# Sebastien Vasey Receives Guy C. Berry Graduate Student Research Award

Sebastien Vasey, a Ph.D. candidate in the Department of Mathematical Sciences, has been named the recipient of the Guy C. Berry Graduate Student Research Award.

Vasey conducts research in a branch of mathematical logic called model theory, focusing on classification theory for abstract elementary classes (AECs). Working under the direction of Professor of Mathematical Sciences Rami Grossberg, Vasey has solved cases of one of the most important problems in model theory — Shelah’s Categoricity Conjecture.

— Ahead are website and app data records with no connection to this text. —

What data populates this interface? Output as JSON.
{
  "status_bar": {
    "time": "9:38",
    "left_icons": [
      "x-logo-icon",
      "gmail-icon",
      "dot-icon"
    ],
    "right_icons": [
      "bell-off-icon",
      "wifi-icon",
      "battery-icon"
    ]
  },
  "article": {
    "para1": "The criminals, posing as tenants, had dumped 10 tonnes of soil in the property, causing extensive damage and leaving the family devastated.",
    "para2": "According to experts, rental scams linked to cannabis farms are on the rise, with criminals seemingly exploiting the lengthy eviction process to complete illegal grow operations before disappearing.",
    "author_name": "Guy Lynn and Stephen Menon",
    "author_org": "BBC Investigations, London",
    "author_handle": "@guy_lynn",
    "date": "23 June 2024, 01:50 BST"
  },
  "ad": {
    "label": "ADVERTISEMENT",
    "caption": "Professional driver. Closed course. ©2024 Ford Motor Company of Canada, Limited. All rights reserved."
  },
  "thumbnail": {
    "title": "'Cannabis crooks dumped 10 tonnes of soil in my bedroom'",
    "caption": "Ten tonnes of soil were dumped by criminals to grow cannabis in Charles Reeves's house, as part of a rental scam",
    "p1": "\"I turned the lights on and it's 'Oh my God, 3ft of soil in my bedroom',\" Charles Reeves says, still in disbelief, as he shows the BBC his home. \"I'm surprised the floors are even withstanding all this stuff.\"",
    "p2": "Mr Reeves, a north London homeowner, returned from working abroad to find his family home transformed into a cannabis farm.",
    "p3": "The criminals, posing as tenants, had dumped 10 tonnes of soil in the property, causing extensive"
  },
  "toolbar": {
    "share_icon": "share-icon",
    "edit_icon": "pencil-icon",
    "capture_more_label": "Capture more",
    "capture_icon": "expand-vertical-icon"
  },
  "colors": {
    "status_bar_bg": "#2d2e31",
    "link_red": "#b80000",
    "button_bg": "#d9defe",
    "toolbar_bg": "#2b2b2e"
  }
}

The theory of AECs, which Vasey focuses on, was initiated in the late 1970s by Saharon Shelah, emeritus professor of mathematics at the Hebrew University of Jerusalem and a distinguished visiting professor at Rutgers University. His goal was to extend the model theory of first order logic to a much broader class of logics. Shelah conjectured that Morley’s theorem, one of the central results in the model theory of first-order logic, extends in a natural way to all AECs. He believed that an AEC that is categorical in one high-enough cardinal would be categorical in all high-enough cardinals. This statement is now known as Shelah's Categoricity Conjecture. Mathematicians believe that tools developed to resolve the conjecture will also be useful in other fields of mathematics, including algebra and geometry.

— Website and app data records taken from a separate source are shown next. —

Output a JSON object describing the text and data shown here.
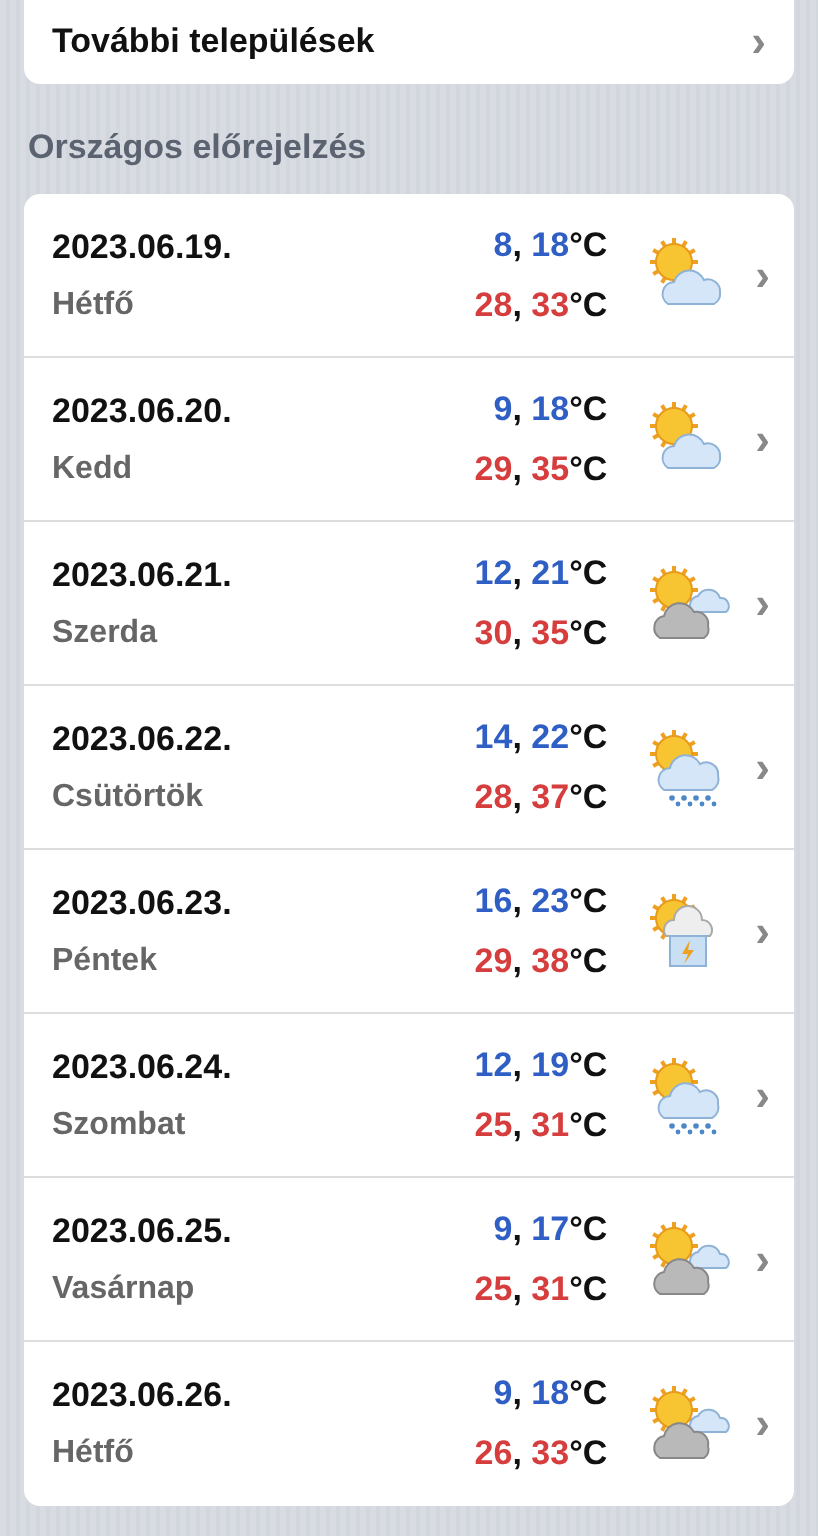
{
  "more_settlements": {
    "label": "További települések",
    "chevron": "›"
  },
  "section_title": "Országos előrejelzés",
  "days": [
    {
      "date": "2023.06.19.",
      "day": "Hétfő",
      "low": {
        "min": "8",
        "sep": ",",
        "max": "18",
        "unit": "°C"
      },
      "high": {
        "min": "28",
        "sep": ",",
        "max": "33",
        "unit": "°C"
      },
      "kind": "sun-cloud",
      "chevron": "›"
    },
    {
      "date": "2023.06.20.",
      "day": "Kedd",
      "low": {
        "min": "9",
        "sep": ",",
        "max": "18",
        "unit": "°C"
      },
      "high": {
        "min": "29",
        "sep": ",",
        "max": "35",
        "unit": "°C"
      },
      "kind": "sun-cloud",
      "chevron": "›"
    },
    {
      "date": "2023.06.21.",
      "day": "Szerda",
      "low": {
        "min": "12",
        "sep": ",",
        "max": "21",
        "unit": "°C"
      },
      "high": {
        "min": "30",
        "sep": ",",
        "max": "35",
        "unit": "°C"
      },
      "kind": "overcast",
      "chevron": "›"
    },
    {
      "date": "2023.06.22.",
      "day": "Csütörtök",
      "low": {
        "min": "14",
        "sep": ",",
        "max": "22",
        "unit": "°C"
      },
      "high": {
        "min": "28",
        "sep": ",",
        "max": "37",
        "unit": "°C"
      },
      "kind": "rain",
      "chevron": "›"
    },
    {
      "date": "2023.06.23.",
      "day": "Péntek",
      "low": {
        "min": "16",
        "sep": ",",
        "max": "23",
        "unit": "°C"
      },
      "high": {
        "min": "29",
        "sep": ",",
        "max": "38",
        "unit": "°C"
      },
      "kind": "storm",
      "chevron": "›"
    },
    {
      "date": "2023.06.24.",
      "day": "Szombat",
      "low": {
        "min": "12",
        "sep": ",",
        "max": "19",
        "unit": "°C"
      },
      "high": {
        "min": "25",
        "sep": ",",
        "max": "31",
        "unit": "°C"
      },
      "kind": "rain",
      "chevron": "›"
    },
    {
      "date": "2023.06.25.",
      "day": "Vasárnap",
      "low": {
        "min": "9",
        "sep": ",",
        "max": "17",
        "unit": "°C"
      },
      "high": {
        "min": "25",
        "sep": ",",
        "max": "31",
        "unit": "°C"
      },
      "kind": "overcast",
      "chevron": "›"
    },
    {
      "date": "2023.06.26.",
      "day": "Hétfő",
      "low": {
        "min": "9",
        "sep": ",",
        "max": "18",
        "unit": "°C"
      },
      "high": {
        "min": "26",
        "sep": ",",
        "max": "33",
        "unit": "°C"
      },
      "kind": "overcast",
      "chevron": "›"
    }
  ]
}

After 40 years and thousands of pages of partial approximations, Shelah’s conjecture remains open. Grossberg and his former Ph.D. students Monica VanDieren and Will Boney had developed and extended an alternative strategy to Shelah's approach. Vasey combined recent work of Shelah with the Grossberg group’s alternative strategy to obtain a proof of Shelah’s eventual categoricity conjecture for universal classes, a general family of AECs. The result is the best approximation of the conjecture to date and also produces machinery that is useful for other applications in model theory.

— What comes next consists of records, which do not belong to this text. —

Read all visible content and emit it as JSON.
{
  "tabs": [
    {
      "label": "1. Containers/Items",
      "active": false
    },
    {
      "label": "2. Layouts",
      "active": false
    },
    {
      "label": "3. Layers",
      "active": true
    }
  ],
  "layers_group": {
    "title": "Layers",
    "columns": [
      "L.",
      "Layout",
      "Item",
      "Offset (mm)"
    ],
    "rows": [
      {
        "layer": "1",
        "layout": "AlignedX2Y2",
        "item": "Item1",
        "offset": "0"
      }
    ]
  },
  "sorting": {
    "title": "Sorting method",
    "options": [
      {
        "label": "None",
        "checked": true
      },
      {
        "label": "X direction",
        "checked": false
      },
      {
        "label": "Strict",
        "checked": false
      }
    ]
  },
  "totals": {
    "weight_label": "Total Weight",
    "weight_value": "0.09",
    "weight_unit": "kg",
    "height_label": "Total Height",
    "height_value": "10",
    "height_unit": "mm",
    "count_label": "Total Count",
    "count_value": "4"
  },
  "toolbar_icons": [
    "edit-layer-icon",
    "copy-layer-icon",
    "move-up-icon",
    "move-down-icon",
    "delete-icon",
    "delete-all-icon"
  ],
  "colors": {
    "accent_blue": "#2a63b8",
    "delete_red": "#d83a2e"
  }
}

“Vasey is a mature mathematician, both in terms of significance of mathematical results and in publication record. He is already a major, leading figure in a field that very few people have managed to enter in the last 40 years,” said Grossberg, Vasey’s Ph.D. advisor.

To date, Vasey has submitted 23 papers for publication. Seventeen of his papers have been accepted by refereed journals, including Selecta Mathematica, a top mathematics journal. Vasey has successfully defended his Ph.D. thesis (http://www.math.cmu.edu/~rami/thesis_04_27_2017.pdf) and plans to go to Harvard under a Benjamin Peirce Fellowship. There he will further develop the theory that led to his proof of the categoricity conjecture for universal classes and the dividing lines around it.

By: Emily Payne, epayne@andrew.cmu.edu, 412-268-4859